South Carolina's technology industry has the sixth-highest rate in the country when it comes to employing women, but with females making up 34.5 percent of the total there's still room to improve.
Cyberstates, an annual publication that evaluates the tech workforce in each state, gave South Carolina its best score yet in gender ratio with the 2019 report, which was released in late March.
The firm that publishes the report, CompTIA, estimates the technology industry has a direct economic impact of $12.6 billion on the state's economy. Gender is just one of many metrics the firm uses to gauge the health of the industry.
"Clearly the broad-based impact of the tech industry touches virtually every community, industry and market across South Carolina, especially when you consider the hundreds of thousands of knowledge workers who rely on technology to do their jobs," CompTIA CEO Todd Thibodeaux said in a statement.
Between 2010 and 2018, South Carolina added about 27,000 tech jobs, a 27 percent growth rate. Last year alone, the industry expanded by 4,000 positions statewide.
Several other states that are also not traditionally considered to be tech hubs grew their employment even faster, however. They include Michigan, Nevada, Oregon and Utah, which took the top spot.
But despite the roughly 40,000 jobs Utah has added since 2010, it also had the worst score overall in gender equality. Meanwhile, South Carolina is creeping up the ranks.
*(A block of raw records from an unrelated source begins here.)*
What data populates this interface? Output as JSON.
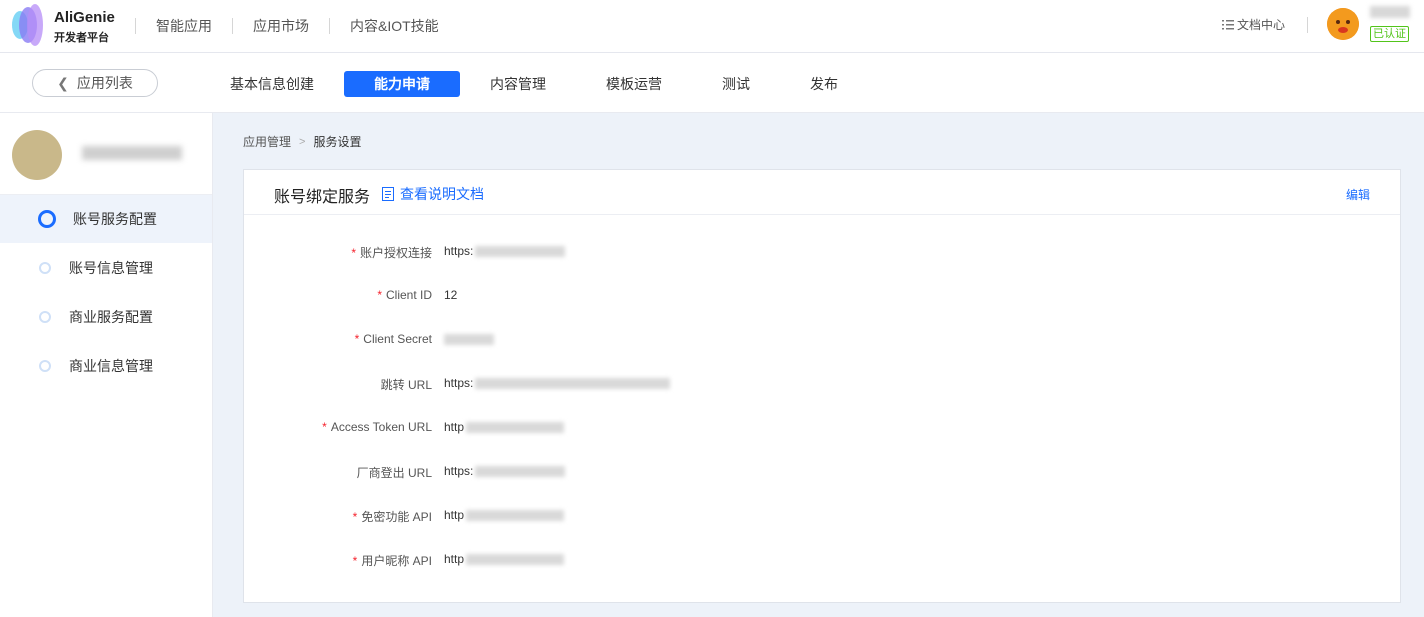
{
  "header": {
    "logo_title": "AliGenie",
    "logo_subtitle": "开发者平台",
    "nav": [
      "智能应用",
      "应用市场",
      "内容&IOT技能"
    ],
    "docs_label": "文档中心",
    "verified_badge": "已认证"
  },
  "subbar": {
    "back_label": "应用列表",
    "tabs": [
      {
        "label": "基本信息创建",
        "active": false
      },
      {
        "label": "能力申请",
        "active": true
      },
      {
        "label": "内容管理",
        "active": false
      },
      {
        "label": "模板运营",
        "active": false
      },
      {
        "label": "测试",
        "active": false
      },
      {
        "label": "发布",
        "active": false
      }
    ]
  },
  "sidebar": {
    "items": [
      {
        "label": "账号服务配置",
        "active": true
      },
      {
        "label": "账号信息管理",
        "active": false
      },
      {
        "label": "商业服务配置",
        "active": false
      },
      {
        "label": "商业信息管理",
        "active": false
      }
    ]
  },
  "breadcrumb": {
    "parent": "应用管理",
    "separator": ">",
    "current": "服务设置"
  },
  "card": {
    "title": "账号绑定服务",
    "doc_link": "查看说明文档",
    "edit_label": "编辑",
    "fields": [
      {
        "label": "账户授权连接",
        "required": true,
        "value": "https:"
      },
      {
        "label": "Client ID",
        "required": true,
        "value": "12"
      },
      {
        "label": "Client Secret",
        "required": true,
        "value": ""
      },
      {
        "label": "跳转 URL",
        "required": false,
        "value": "https:"
      },
      {
        "label": "Access Token URL",
        "required": true,
        "value": "http"
      },
      {
        "label": "厂商登出 URL",
        "required": false,
        "value": "https:"
      },
      {
        "label": "免密功能 API",
        "required": true,
        "value": "http"
      },
      {
        "label": "用户昵称 API",
        "required": true,
        "value": "http"
      }
    ]
  },
  "colors": {
    "accent": "#1a6cff",
    "required": "#f5222d",
    "verified": "#52c41a",
    "content_bg": "#edf2f9"
  }
}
The 2016 Cyberstates report ranked the Palmetto State 15th for its gender ratio, and ninth a year later.
In 2018, South Carolina beat the national average by 2.5 percent.
Nina Magnesson, interim executive director for Charleston Women in Tech, said she has seen more women taking leadership roles in Charleston's top firms. Magnesson has worked at BoomTown, a locally based real estate software business, for about six years.
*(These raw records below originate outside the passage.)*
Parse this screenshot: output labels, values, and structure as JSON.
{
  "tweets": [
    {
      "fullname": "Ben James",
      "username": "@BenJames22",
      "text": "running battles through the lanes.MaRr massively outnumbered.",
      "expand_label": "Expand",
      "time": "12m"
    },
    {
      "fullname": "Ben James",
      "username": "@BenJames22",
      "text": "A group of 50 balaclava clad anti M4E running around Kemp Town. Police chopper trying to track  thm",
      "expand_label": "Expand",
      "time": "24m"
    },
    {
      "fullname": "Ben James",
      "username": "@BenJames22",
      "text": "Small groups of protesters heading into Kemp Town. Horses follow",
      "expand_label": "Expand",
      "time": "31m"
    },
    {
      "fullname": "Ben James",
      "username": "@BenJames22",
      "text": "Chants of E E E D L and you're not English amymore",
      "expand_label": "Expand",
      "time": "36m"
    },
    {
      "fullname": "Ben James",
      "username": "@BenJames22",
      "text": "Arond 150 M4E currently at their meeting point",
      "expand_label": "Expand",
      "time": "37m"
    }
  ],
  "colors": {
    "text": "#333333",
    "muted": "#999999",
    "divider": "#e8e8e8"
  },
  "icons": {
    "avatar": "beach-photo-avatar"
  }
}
Having one of the top gender ratios is good, she said, but the ratio could still be improved.
"We should be trying to make it at least 50-50," she said.
Women are underrepresented in top leadership spots at Charleston's tech companies, however. The overwhelming majority of tech CEOs and founders are men.
Across all sectors in South Carolina, 48.7 percent of the employed population were women in 2017, a little higher than the U.S. average, according to the Census Bureau. The ratio is much worse in the computer, engineering and science fields, where just 25.2 percent of workers statewide are female.
Magnesson noted there should also be a focus on improving diversity — a topic the Cyberstates report did not address.